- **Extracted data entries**
........

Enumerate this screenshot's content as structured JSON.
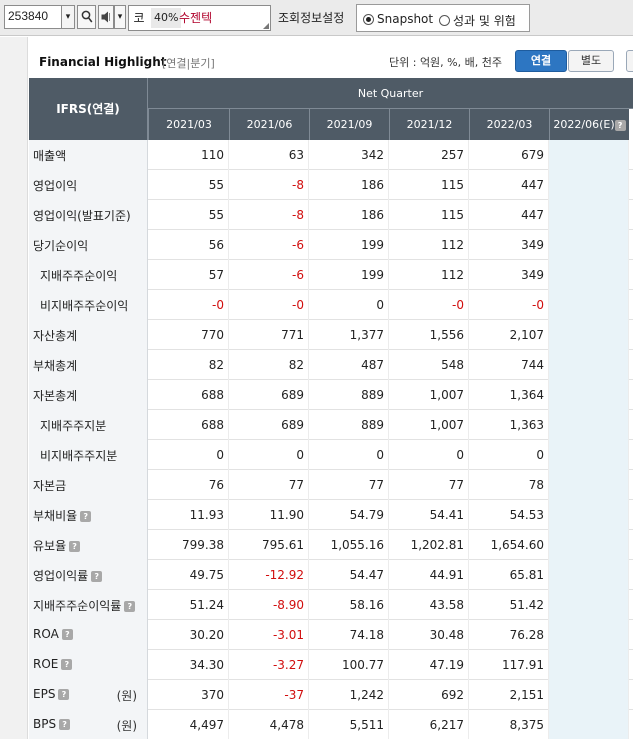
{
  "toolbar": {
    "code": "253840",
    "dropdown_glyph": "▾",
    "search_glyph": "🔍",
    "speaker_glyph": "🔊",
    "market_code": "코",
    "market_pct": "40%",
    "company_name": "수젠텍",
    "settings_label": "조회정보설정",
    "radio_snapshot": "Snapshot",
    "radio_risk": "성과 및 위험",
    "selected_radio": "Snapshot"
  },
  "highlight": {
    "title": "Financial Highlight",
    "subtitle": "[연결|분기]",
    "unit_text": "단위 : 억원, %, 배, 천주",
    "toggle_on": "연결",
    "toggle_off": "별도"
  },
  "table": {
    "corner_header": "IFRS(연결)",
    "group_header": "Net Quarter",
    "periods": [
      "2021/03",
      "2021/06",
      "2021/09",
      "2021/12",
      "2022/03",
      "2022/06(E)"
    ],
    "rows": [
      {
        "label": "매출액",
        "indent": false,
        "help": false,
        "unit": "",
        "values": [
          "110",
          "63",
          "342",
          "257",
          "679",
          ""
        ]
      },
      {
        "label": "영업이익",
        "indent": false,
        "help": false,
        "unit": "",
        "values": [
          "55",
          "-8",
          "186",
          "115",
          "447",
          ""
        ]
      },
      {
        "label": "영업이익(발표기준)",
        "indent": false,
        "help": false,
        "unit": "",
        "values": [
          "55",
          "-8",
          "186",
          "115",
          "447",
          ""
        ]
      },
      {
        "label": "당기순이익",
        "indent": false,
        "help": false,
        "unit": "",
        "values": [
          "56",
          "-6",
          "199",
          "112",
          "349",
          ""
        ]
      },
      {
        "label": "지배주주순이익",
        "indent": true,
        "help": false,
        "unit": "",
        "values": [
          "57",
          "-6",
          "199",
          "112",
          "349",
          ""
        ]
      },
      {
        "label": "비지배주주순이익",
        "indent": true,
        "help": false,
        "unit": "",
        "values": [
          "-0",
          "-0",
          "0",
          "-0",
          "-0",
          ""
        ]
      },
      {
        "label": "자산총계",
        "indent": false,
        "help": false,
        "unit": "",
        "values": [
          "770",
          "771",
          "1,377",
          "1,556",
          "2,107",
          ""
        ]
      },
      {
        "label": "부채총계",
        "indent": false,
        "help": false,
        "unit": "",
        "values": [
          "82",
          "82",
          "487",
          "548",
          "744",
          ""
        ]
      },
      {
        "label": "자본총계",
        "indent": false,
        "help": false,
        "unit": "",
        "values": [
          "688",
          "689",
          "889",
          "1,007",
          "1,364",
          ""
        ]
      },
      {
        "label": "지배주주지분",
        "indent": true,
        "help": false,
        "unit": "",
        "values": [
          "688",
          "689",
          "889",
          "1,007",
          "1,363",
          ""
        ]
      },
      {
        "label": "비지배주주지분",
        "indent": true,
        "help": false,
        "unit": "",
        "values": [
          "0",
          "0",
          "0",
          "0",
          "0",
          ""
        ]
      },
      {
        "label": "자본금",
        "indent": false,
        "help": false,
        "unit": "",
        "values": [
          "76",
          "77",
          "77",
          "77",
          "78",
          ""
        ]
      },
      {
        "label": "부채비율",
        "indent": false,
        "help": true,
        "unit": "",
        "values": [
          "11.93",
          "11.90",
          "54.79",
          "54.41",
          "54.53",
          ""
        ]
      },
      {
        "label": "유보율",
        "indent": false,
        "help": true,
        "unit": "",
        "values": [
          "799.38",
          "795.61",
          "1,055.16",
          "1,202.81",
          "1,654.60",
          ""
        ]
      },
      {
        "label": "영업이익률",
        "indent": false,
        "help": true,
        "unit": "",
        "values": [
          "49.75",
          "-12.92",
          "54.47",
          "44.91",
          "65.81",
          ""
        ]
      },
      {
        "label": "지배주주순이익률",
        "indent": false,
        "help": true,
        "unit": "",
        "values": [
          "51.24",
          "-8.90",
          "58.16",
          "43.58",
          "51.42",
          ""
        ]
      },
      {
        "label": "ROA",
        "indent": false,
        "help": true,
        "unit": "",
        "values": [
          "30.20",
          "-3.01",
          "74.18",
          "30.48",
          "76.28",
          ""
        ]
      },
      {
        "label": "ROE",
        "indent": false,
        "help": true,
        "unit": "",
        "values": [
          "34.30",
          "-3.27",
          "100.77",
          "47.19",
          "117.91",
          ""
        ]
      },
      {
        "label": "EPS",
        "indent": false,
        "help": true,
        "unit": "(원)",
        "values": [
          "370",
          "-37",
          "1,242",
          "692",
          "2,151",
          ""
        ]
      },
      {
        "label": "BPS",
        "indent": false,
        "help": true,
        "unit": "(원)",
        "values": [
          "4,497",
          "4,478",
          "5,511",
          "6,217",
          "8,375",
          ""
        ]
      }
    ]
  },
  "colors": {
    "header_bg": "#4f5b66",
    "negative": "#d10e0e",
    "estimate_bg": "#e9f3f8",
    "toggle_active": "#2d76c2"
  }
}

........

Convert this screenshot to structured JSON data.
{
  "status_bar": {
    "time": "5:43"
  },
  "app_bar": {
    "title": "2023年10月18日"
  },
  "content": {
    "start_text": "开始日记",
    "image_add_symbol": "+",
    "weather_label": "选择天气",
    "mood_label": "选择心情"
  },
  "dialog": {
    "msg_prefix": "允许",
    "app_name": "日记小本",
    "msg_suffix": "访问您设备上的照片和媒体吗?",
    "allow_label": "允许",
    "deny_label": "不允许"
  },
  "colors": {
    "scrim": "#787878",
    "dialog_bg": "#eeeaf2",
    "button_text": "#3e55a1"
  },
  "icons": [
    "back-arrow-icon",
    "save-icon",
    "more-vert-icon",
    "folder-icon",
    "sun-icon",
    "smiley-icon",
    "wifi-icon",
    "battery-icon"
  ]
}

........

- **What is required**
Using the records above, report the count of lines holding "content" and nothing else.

- **Answer to the problem**
2